Then we come to the matter of incense sticks. Though sticks are convenient, NEVER buy them from a store. Almost without exception these sticks are made of resin and fragrance oils (at least in North America and most of Europe). Since fragrance oils do not have the properties of essential oils (which comes from the natural herb), they are useless for your magickal or medicinal work. Now if they made them from essential oils...but this is rarely done because the cost would be astronomical. If you can buy the incense sticks for a quarter a piece, they're certainly made with fragrance oils no matter what the sales person says.
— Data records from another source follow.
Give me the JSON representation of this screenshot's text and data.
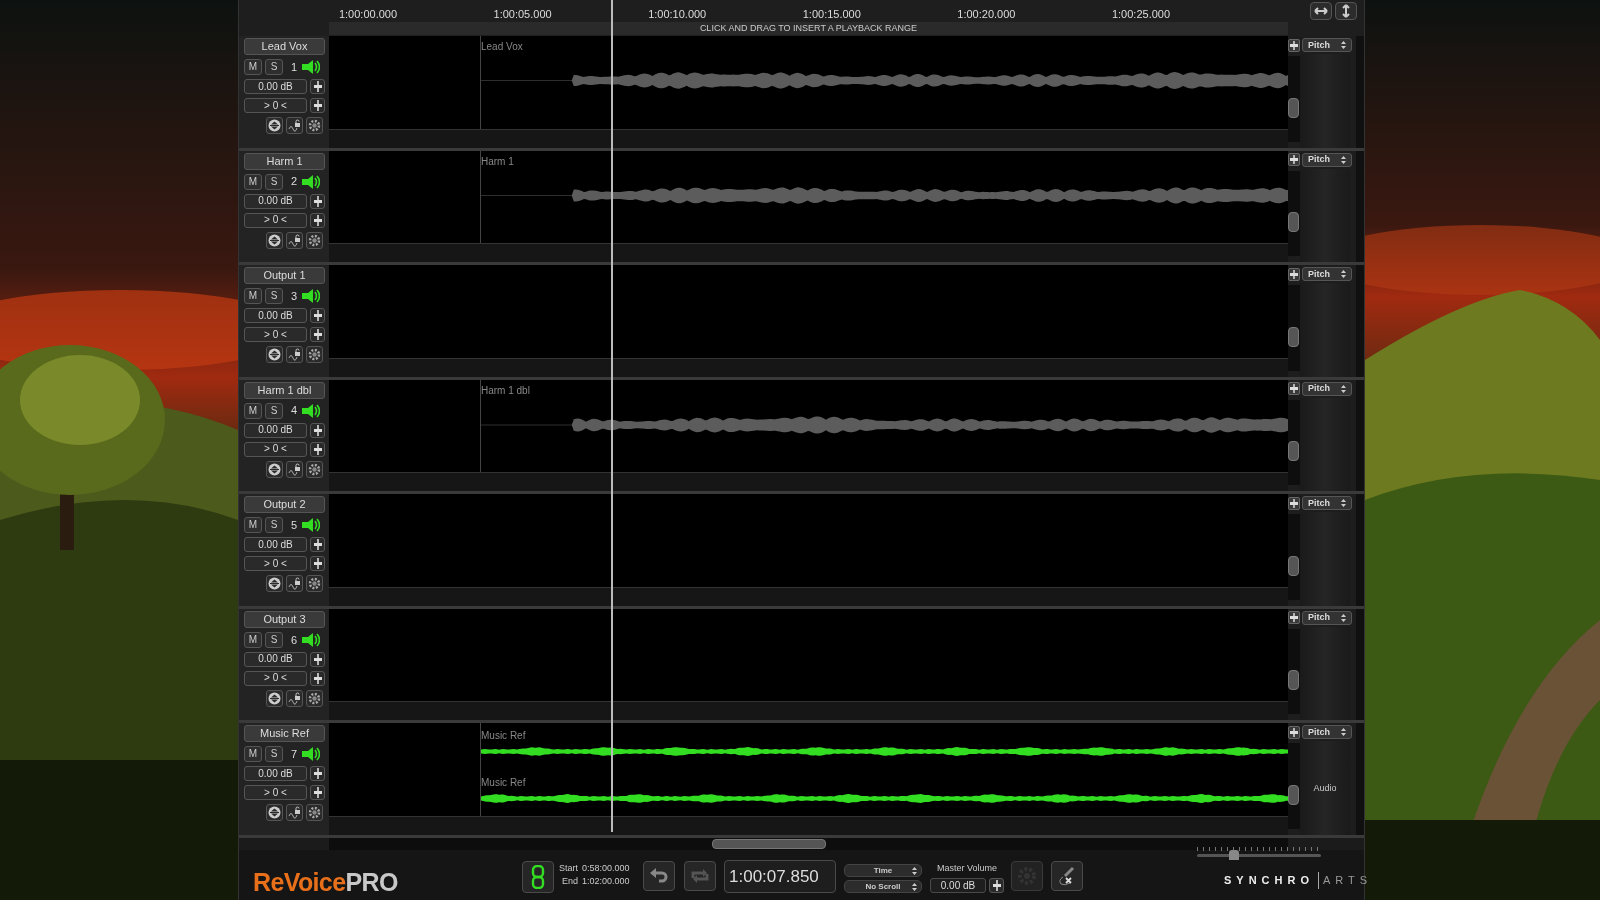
{
  "ruler": {
    "times": [
      "1:00:00.000",
      "1:00:05.000",
      "1:00:10.000",
      "1:00:15.000",
      "1:00:20.000",
      "1:00:25.000"
    ],
    "hint": "CLICK AND DRAG TO INSERT A PLAYBACK RANGE"
  },
  "tracks": [
    {
      "name": "Lead Vox",
      "mute_label": "M",
      "solo_label": "S",
      "number": "1",
      "muted": false,
      "soloed": false,
      "volume": "0.00 dB",
      "pan": "> 0 <",
      "dropdown": "Pitch",
      "clips": [
        {
          "label": "Lead Vox",
          "kind": "vocal",
          "color": "#5c5c5c"
        }
      ]
    },
    {
      "name": "Harm 1",
      "mute_label": "M",
      "solo_label": "S",
      "number": "2",
      "muted": false,
      "soloed": false,
      "volume": "0.00 dB",
      "pan": "> 0 <",
      "dropdown": "Pitch",
      "clips": [
        {
          "label": "Harm 1",
          "kind": "vocal",
          "color": "#5c5c5c"
        }
      ]
    },
    {
      "name": "Output 1",
      "mute_label": "M",
      "solo_label": "S",
      "number": "3",
      "muted": false,
      "soloed": false,
      "volume": "0.00 dB",
      "pan": "> 0 <",
      "dropdown": "Pitch"
    },
    {
      "name": "Harm 1 dbl",
      "mute_label": "M",
      "solo_label": "S",
      "number": "4",
      "muted": false,
      "soloed": false,
      "volume": "0.00 dB",
      "pan": "> 0 <",
      "dropdown": "Pitch",
      "clips": [
        {
          "label": "Harm 1 dbl",
          "kind": "vocal",
          "color": "#5c5c5c"
        }
      ]
    },
    {
      "name": "Output 2",
      "mute_label": "M",
      "solo_label": "S",
      "number": "5",
      "muted": false,
      "soloed": false,
      "volume": "0.00 dB",
      "pan": "> 0 <",
      "dropdown": "Pitch"
    },
    {
      "name": "Output 3",
      "mute_label": "M",
      "solo_label": "S",
      "number": "6",
      "muted": false,
      "soloed": false,
      "volume": "0.00 dB",
      "pan": "> 0 <",
      "dropdown": "Pitch"
    },
    {
      "name": "Music Ref",
      "mute_label": "M",
      "solo_label": "S",
      "number": "7",
      "muted": false,
      "soloed": false,
      "volume": "0.00 dB",
      "pan": "> 0 <",
      "dropdown": "Pitch",
      "side_label": "Audio",
      "clips": [
        {
          "label": "Music Ref",
          "kind": "music",
          "color": "#33dd22"
        },
        {
          "label": "Music Ref",
          "kind": "music",
          "color": "#33dd22"
        }
      ]
    }
  ],
  "logo": {
    "name": "ReVoice",
    "suffix": "PRO"
  },
  "transport": {
    "link_on": true,
    "start_label": "Start",
    "start": "0:58:00.000",
    "end_label": "End",
    "end": "1:02:00.000",
    "time": "1:00:07.850",
    "display_mode": "Time",
    "scroll_mode": "No Scroll",
    "master_volume_label": "Master Volume",
    "master_volume": "0.00 dB"
  },
  "zoom_slider": {
    "level": 0.3
  },
  "brand": {
    "left": "SYNCHRO",
    "right": "ARTS"
  }
}
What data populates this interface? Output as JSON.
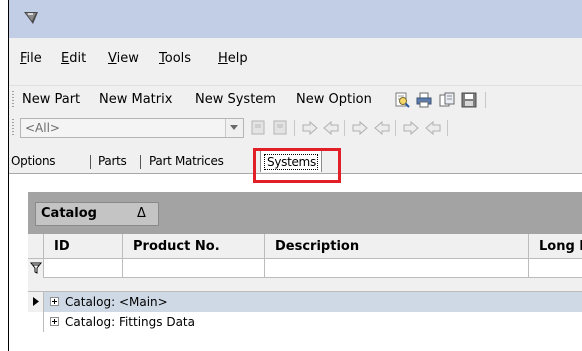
{
  "menu": {
    "file": {
      "u": "F",
      "rest": "ile"
    },
    "edit": {
      "u": "E",
      "rest": "dit"
    },
    "view": {
      "u": "V",
      "rest": "iew"
    },
    "tools": {
      "u": "T",
      "rest": "ools"
    },
    "help": {
      "u": "H",
      "rest": "elp"
    }
  },
  "toolbar": {
    "new_part": "New Part",
    "new_matrix": "New Matrix",
    "new_system": "New System",
    "new_option": "New Option",
    "icons": [
      "print-preview-icon",
      "print-icon",
      "copy-icon",
      "save-icon"
    ]
  },
  "filter_toolbar": {
    "combo_value": "<All>",
    "icons": [
      "disabled-doc-icon",
      "disabled-doc-icon",
      "move-right-icon",
      "move-left-icon",
      "move-right-icon",
      "move-left-icon",
      "move-right-icon",
      "move-left-icon"
    ]
  },
  "tabs": {
    "options": "Options",
    "parts": "Parts",
    "part_matrices": "Part Matrices",
    "systems": "Systems",
    "selected": "Systems"
  },
  "grid": {
    "group_by": "Catalog",
    "group_sort_symbol": "Δ",
    "columns": [
      "ID",
      "Product No.",
      "Description",
      "Long I"
    ],
    "rows": [
      {
        "label": "Catalog:  <Main>",
        "selected": true
      },
      {
        "label": "Catalog: Fittings Data",
        "selected": false
      }
    ]
  },
  "colors": {
    "highlight": "#e21f26",
    "titlebar": "#c2cde6",
    "group_area": "#a3a3a3",
    "selected_row": "#cfd9e6"
  }
}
So what about making them yourself? Well, it's possible. I have had some success dipping my own incense sticks in a mixture of resin and essential oils. I've used both wooden sticks and charcoal sticks, and both have their benefits. The wooden sticks are cleaner, but the charcoal sticks produce a superior scent (but they do make a mess). So you can certainly make your own stick incense that will work for your purposes, but be aware that this is a time consuming process. Finished sticks will have to dry for a few days (don't try to quicken this process in an oven) so you won't be able to use them immediately. Still, the process can be a fun craft if you're in to that sort of thing.

The best way to make incense is simply to grind the herbs and burn them (even by throwing them into a fire instead of using charcoal disks). There are other methods, obviously, but in this case, simple is best. Experiment, if you like, but don't skip over the easiest and most effective method for preparing incense.